_DATASET ENTRIES_:
- - -

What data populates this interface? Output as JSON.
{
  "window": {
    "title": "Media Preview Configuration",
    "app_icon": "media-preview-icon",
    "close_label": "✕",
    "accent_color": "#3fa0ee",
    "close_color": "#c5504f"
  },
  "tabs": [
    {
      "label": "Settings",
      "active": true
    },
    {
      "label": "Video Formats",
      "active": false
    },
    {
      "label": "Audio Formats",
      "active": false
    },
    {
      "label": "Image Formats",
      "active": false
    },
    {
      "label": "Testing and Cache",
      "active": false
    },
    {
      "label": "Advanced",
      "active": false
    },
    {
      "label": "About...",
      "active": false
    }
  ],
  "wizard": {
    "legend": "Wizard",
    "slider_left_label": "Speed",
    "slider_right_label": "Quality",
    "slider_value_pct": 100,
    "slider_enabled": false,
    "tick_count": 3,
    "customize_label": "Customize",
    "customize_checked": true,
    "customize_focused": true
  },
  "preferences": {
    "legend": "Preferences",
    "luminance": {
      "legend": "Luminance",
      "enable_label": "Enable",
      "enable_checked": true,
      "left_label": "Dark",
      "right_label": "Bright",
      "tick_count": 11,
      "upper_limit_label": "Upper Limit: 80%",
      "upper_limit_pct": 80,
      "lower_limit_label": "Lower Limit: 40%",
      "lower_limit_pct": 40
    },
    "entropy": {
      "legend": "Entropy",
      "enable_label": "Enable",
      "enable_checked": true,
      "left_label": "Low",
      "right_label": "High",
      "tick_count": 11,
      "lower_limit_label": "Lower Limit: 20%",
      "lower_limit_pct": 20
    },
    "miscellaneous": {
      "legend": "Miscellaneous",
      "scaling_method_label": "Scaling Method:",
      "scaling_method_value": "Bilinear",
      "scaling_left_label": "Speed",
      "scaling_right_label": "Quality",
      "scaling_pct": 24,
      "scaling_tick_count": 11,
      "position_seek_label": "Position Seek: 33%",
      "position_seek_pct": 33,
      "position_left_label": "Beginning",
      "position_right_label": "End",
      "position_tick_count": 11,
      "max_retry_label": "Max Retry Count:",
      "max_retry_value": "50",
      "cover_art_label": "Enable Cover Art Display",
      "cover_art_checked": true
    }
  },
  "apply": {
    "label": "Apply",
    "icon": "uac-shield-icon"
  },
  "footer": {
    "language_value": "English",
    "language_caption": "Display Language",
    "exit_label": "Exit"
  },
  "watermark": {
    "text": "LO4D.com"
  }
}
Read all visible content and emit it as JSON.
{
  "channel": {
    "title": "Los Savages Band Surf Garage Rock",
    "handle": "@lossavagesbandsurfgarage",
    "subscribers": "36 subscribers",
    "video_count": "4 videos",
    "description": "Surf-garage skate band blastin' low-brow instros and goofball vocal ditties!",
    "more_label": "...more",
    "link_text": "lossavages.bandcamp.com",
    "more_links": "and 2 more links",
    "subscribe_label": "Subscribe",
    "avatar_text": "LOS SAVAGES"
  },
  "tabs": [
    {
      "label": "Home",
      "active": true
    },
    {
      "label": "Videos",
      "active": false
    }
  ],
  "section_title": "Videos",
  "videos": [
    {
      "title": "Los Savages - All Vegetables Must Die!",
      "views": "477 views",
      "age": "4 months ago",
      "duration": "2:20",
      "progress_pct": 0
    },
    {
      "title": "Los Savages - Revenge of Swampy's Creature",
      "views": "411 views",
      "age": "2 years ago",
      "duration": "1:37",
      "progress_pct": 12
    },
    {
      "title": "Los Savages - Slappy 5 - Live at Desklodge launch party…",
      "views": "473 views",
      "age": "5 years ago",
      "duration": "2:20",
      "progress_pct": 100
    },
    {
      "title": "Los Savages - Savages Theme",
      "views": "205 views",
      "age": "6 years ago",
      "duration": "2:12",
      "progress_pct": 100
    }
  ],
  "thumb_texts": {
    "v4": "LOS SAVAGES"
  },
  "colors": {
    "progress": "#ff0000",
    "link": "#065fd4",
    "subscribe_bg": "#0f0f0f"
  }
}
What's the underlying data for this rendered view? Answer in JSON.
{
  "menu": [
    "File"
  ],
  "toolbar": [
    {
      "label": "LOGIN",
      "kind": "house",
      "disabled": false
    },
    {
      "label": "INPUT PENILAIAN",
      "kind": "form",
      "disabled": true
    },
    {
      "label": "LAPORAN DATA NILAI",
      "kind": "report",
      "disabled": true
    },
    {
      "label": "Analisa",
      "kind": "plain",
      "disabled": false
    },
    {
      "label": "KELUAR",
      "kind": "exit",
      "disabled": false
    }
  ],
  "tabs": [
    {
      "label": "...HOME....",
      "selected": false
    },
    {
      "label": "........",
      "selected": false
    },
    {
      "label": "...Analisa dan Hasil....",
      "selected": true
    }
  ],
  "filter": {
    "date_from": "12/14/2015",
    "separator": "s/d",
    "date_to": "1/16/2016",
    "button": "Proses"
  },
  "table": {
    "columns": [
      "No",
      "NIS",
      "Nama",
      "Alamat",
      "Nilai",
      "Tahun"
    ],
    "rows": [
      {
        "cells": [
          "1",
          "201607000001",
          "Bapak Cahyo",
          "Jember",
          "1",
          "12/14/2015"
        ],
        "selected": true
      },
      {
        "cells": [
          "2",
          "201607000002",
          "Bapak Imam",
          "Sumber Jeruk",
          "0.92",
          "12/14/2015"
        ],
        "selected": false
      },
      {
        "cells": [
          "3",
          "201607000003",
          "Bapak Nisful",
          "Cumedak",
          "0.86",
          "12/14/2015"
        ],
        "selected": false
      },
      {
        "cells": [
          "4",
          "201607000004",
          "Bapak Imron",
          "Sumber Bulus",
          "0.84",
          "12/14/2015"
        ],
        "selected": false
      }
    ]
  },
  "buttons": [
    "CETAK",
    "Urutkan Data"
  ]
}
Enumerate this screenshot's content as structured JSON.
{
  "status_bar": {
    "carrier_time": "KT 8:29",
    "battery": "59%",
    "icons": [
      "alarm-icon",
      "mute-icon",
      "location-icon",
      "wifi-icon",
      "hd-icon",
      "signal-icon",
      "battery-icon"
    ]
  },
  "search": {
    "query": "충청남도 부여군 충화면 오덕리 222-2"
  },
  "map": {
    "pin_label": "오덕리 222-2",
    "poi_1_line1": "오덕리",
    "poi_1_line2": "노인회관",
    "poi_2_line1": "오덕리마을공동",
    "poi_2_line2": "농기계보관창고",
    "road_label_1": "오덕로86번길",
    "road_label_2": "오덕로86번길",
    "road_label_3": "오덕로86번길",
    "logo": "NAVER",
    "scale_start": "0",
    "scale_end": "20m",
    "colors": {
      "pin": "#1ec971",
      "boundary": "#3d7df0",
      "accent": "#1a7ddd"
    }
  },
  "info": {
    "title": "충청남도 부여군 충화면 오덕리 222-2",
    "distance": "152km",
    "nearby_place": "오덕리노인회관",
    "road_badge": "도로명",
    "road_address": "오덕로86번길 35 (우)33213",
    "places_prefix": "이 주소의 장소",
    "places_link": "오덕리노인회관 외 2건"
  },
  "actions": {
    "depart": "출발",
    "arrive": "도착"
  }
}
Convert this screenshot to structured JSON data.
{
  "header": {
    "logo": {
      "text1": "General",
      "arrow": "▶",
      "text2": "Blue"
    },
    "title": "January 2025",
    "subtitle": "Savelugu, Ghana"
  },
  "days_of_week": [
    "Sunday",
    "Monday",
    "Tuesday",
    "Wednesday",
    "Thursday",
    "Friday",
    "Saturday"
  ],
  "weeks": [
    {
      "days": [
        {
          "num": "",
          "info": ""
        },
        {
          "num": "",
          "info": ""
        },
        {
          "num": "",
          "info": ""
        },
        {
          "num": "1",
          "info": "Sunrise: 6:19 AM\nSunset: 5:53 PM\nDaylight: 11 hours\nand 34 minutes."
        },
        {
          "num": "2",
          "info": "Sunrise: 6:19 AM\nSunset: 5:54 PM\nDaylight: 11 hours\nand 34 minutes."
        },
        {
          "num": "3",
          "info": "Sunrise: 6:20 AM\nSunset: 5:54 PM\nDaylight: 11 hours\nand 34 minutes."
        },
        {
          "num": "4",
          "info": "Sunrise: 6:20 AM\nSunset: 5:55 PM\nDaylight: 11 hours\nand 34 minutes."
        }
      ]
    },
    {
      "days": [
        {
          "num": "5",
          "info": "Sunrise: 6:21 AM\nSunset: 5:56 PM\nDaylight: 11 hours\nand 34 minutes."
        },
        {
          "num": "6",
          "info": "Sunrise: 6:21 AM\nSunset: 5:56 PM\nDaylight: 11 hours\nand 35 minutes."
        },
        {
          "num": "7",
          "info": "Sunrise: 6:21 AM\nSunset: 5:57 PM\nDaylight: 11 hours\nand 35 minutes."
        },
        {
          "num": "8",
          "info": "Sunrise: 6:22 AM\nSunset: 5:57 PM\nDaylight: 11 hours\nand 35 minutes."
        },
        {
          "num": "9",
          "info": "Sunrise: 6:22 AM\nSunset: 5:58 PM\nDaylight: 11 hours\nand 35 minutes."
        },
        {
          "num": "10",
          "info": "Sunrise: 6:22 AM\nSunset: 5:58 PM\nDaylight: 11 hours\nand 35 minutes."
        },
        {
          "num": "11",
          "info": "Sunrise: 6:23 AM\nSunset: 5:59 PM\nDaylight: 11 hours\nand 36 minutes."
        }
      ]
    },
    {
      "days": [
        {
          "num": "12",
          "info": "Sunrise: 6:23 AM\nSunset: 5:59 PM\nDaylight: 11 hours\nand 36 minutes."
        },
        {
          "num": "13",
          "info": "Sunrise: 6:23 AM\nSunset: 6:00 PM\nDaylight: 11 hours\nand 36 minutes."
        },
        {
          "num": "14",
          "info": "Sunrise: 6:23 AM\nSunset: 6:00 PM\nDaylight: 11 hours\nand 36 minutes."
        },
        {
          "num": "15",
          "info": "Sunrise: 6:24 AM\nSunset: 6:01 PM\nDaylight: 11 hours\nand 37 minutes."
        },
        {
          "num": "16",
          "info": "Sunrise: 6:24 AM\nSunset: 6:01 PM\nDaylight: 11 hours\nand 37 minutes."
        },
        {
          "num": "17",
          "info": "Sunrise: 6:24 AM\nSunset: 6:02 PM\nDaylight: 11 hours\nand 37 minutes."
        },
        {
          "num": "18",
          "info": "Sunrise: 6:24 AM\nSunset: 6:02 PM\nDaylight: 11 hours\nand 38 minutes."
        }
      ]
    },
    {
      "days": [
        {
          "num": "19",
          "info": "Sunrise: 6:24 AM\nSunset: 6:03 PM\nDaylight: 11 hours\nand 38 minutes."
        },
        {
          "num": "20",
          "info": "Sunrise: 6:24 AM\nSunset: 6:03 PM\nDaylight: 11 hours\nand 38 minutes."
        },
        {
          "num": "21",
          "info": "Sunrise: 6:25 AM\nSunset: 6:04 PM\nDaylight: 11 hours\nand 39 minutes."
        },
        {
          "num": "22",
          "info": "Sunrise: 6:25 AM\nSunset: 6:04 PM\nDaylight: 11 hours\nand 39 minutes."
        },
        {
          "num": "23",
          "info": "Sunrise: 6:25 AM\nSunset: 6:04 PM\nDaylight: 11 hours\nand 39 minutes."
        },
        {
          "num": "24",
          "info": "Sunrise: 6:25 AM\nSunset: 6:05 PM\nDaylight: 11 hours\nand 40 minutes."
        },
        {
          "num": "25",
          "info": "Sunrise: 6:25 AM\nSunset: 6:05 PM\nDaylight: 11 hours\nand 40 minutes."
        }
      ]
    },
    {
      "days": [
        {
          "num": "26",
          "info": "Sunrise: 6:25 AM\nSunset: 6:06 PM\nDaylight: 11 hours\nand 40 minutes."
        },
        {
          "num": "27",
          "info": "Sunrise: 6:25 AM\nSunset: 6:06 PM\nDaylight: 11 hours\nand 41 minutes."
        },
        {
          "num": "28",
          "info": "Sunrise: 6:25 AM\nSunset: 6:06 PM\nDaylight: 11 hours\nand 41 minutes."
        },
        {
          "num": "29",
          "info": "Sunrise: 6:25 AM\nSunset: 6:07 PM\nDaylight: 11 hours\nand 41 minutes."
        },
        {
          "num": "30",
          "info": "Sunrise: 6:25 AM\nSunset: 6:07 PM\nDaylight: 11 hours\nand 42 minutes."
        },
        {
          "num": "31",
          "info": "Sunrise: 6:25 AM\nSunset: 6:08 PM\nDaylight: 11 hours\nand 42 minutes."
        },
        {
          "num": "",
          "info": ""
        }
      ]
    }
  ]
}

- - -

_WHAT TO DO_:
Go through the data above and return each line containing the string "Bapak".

_ANSWER SECTION_:
          "Bapak Cahyo",
          "Bapak Imam",
          "Bapak Nisful",
          "Bapak Imron",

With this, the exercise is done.